* _What you will do_: The entries are to be written out word for word, with their images left out.

* _Source records_:
= Beginning of Section =

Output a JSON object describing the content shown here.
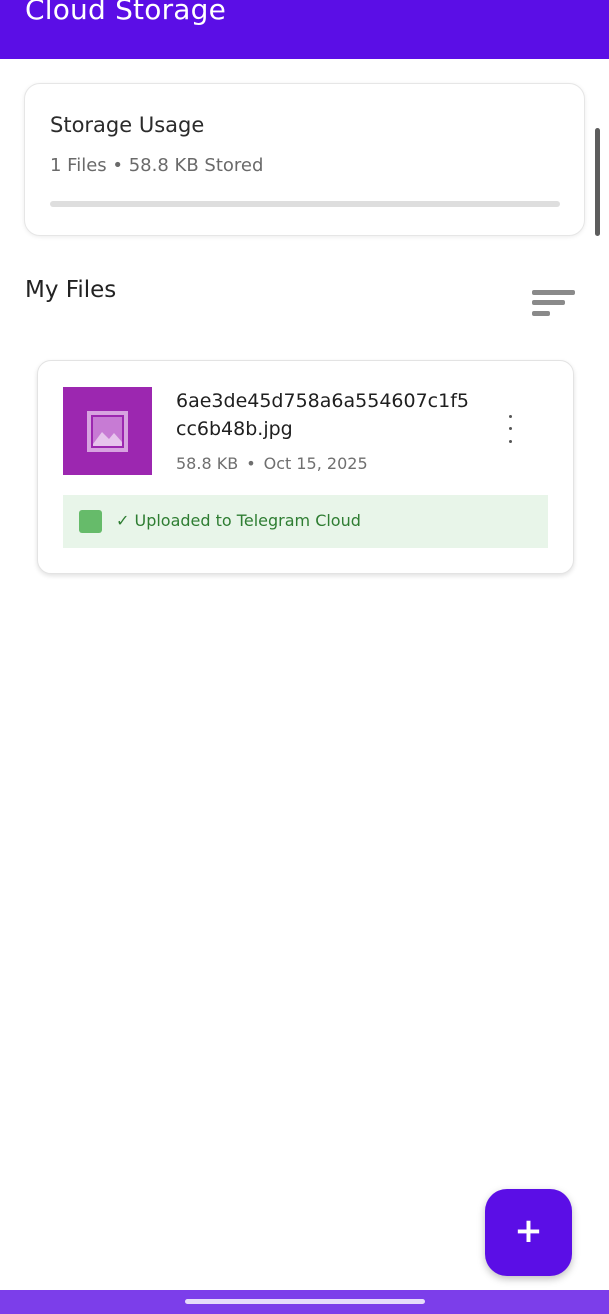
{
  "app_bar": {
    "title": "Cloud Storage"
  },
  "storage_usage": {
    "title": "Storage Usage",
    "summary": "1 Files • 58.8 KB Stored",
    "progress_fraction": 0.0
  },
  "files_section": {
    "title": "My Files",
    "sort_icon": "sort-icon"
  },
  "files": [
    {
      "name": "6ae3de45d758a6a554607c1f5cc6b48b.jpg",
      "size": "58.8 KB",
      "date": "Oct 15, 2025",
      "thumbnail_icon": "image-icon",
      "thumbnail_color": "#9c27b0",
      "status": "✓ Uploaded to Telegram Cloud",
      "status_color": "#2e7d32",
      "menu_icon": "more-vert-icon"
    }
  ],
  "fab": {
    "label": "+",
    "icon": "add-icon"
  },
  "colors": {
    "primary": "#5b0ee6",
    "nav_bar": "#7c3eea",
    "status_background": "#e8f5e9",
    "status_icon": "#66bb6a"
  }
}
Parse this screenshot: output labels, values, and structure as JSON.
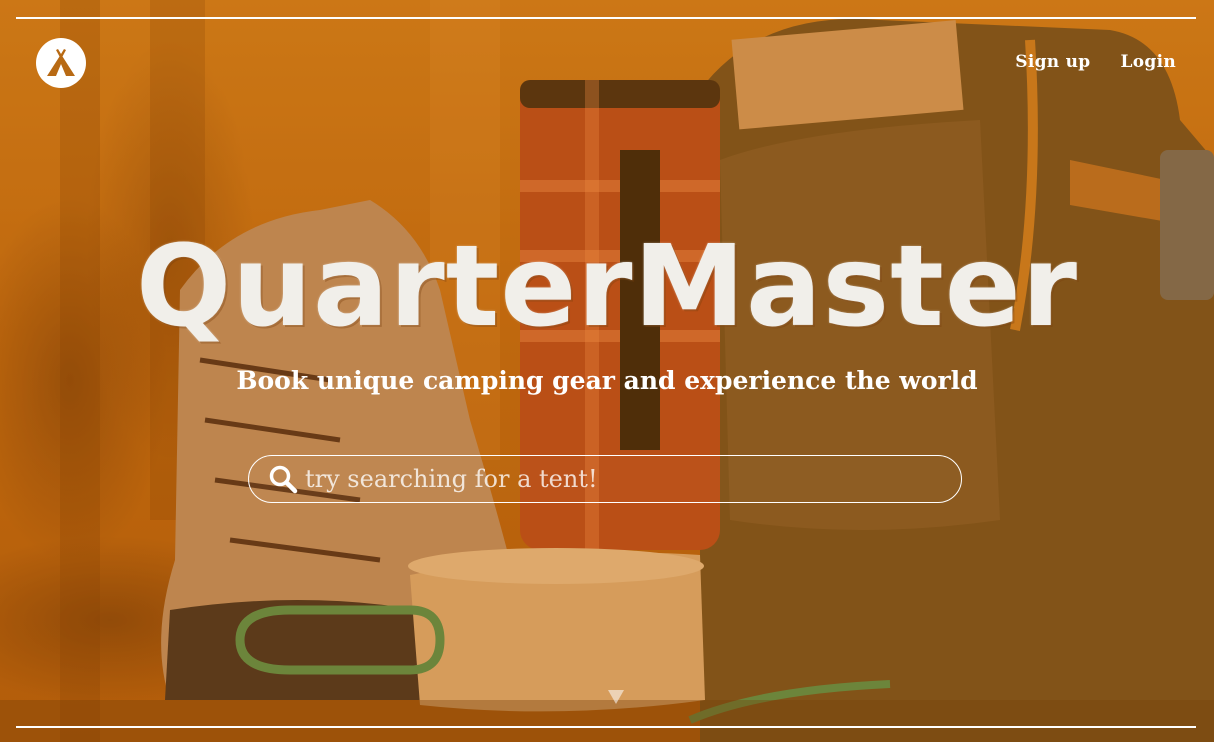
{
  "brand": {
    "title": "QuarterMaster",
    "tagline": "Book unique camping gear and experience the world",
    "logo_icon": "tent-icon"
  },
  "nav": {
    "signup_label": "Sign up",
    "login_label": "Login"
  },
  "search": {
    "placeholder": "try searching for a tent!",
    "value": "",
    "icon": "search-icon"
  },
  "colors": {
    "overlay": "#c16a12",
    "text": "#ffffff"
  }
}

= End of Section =

* _Finished exercise_:
Output a JSON object describing the content shown here.
{
  "app_bar": {
    "title": "Cloud Storage"
  },
  "storage_usage": {
    "title": "Storage Usage",
    "summary": "1 Files • 58.8 KB Stored",
    "progress_fraction": 0.0
  },
  "files_section": {
    "title": "My Files",
    "sort_icon": "sort-icon"
  },
  "files": [
    {
      "name": "6ae3de45d758a6a554607c1f5cc6b48b.jpg",
      "size": "58.8 KB",
      "date": "Oct 15, 2025",
      "thumbnail_icon": "image-icon",
      "thumbnail_color": "#9c27b0",
      "status": "✓ Uploaded to Telegram Cloud",
      "status_color": "#2e7d32",
      "menu_icon": "more-vert-icon"
    }
  ],
  "fab": {
    "label": "+",
    "icon": "add-icon"
  },
  "colors": {
    "primary": "#5b0ee6",
    "nav_bar": "#7c3eea",
    "status_background": "#e8f5e9",
    "status_icon": "#66bb6a"
  }
}
Parse this screenshot: output labels, values, and structure as JSON.
{
  "brand": {
    "title": "QuarterMaster",
    "tagline": "Book unique camping gear and experience the world",
    "logo_icon": "tent-icon"
  },
  "nav": {
    "signup_label": "Sign up",
    "login_label": "Login"
  },
  "search": {
    "placeholder": "try searching for a tent!",
    "value": "",
    "icon": "search-icon"
  },
  "colors": {
    "overlay": "#c16a12",
    "text": "#ffffff"
  }
}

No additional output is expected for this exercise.